Untapped Market – Software

Though HP has the presence in Enterprise Software market, it is still a small player in this sector. Out of HP’s $126 billion revenue, Software contributes only 2%. I believe this is where HP can look for more growth in near future, along with Services and Data Storage and Networking (ESS). It has announced, some time back, as its focus is to expand into the enterprise software. Its main intention is to concentrate on Cloud based software which is an upcoming trend in Software world. By making this decision, HP is going in the right direction. However, it is already too late for HP to enter Enterprise Software market which is already filled with a lot of big players like Oracle, IBM, SAP etc. Their current presence is negligible compared to these other players’. So HP has to make the decisions quick. We need to wait and see how the acquisition of Autonomy would help HP to lay the first steps in this direction. However, I doubt if it could help them to enter the Cloud Computing area. While acquisitions stimulate the inorganic growth, HP has to concentrate on Organic growth as well. It has to put more focus on getting more and more talented people in to this division. New products have to be developed in-house as well. Being the highest margin market, Software can take the HP’s growth by leaps and bounds. It’s going to be HP’s cash cow, provided the right decisions are both made and implemented.

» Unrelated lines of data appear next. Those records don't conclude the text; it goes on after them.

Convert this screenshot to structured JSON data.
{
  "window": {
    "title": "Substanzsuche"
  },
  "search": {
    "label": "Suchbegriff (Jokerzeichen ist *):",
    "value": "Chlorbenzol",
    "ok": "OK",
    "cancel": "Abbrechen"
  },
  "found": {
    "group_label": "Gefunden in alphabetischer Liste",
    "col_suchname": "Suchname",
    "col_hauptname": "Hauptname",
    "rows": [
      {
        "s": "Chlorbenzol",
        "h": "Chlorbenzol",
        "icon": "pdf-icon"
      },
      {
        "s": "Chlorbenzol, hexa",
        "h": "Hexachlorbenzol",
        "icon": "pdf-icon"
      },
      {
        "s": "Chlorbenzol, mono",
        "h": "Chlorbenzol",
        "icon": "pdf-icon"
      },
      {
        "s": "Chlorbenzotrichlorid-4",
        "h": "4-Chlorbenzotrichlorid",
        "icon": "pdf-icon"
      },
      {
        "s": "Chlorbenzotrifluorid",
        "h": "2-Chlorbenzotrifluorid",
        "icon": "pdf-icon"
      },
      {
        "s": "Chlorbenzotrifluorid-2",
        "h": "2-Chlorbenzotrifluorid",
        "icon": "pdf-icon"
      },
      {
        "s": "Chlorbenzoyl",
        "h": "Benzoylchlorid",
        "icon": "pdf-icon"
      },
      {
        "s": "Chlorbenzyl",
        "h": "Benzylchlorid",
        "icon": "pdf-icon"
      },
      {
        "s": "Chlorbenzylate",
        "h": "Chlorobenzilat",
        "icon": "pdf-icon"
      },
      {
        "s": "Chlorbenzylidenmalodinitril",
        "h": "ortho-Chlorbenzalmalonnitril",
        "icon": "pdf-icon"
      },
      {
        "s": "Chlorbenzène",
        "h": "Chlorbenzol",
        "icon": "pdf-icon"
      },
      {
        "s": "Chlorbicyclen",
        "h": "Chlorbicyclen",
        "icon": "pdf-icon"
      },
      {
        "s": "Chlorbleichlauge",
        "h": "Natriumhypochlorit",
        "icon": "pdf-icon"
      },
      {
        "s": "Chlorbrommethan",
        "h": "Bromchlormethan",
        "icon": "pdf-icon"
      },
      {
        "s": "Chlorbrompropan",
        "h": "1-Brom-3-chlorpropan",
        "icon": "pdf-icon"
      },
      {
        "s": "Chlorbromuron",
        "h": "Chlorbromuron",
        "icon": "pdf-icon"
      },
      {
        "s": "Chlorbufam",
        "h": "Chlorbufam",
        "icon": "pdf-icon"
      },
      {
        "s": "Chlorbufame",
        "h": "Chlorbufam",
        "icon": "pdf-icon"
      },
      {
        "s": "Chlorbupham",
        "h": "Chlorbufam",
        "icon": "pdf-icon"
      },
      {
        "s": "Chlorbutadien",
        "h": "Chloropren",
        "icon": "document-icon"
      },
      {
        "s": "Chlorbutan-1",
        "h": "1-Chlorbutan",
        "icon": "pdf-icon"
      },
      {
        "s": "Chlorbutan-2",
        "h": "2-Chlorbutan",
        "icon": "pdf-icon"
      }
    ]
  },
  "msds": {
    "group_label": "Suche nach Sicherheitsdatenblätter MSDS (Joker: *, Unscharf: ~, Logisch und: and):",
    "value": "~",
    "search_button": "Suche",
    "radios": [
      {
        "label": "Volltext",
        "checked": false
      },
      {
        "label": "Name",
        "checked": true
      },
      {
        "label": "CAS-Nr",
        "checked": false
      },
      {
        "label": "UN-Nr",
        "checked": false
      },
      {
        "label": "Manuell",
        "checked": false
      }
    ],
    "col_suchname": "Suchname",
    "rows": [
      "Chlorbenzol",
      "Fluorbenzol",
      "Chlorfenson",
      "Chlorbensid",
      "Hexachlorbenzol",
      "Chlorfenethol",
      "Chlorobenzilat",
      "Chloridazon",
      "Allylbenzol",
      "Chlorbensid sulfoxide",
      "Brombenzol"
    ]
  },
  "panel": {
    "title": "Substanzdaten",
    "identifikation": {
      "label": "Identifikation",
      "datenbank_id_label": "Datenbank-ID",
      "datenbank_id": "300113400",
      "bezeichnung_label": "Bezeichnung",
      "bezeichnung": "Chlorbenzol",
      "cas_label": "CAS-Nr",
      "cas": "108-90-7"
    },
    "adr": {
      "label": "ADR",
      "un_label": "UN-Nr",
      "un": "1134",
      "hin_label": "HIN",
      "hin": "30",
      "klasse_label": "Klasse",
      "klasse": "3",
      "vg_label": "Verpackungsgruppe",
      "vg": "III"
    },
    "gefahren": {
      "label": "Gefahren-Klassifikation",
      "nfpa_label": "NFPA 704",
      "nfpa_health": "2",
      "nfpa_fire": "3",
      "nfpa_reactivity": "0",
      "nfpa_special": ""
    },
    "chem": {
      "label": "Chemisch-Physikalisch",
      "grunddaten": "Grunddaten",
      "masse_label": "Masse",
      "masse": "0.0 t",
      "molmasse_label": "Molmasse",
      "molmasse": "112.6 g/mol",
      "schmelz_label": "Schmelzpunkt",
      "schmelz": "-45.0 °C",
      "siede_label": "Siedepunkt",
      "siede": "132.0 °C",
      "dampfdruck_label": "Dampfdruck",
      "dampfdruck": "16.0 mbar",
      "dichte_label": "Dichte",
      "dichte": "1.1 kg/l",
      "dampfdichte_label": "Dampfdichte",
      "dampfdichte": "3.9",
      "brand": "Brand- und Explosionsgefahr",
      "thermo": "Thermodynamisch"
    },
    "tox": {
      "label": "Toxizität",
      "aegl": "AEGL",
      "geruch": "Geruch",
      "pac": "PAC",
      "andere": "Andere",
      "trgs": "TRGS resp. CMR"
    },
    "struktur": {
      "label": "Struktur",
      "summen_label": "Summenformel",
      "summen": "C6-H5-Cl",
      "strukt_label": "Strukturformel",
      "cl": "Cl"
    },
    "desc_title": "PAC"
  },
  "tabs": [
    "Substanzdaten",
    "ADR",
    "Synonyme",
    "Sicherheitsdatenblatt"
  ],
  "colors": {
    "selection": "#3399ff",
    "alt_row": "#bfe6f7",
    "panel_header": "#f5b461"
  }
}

To conclude, HP has some serious problems in hand to solve. They have to work on their margins. In my opinion, the recently announced decisions, if correctly executed, can save HP from current crisis. HP is not the first one to be in this situation. In 90’s, IBM had the same problem and they were able to turn the things around in to their favor. Now it’s HP’s time. All it needs is a right person who can drive HP’s growth engine in right direction. Can Leo Apotheker be the one? We need to wait and see. May be, an experienced hand in M&A and post M&A activities is what Mr. Apotheker needs at this moment.

Personal Experience with HP: I like to see HP make a come back. I started my career at HP as an intern. I wish HP good luck !!!

References: Key Stats Page at Yahoo Finance Annual Report 2010  and 2011 Q3 Financial Report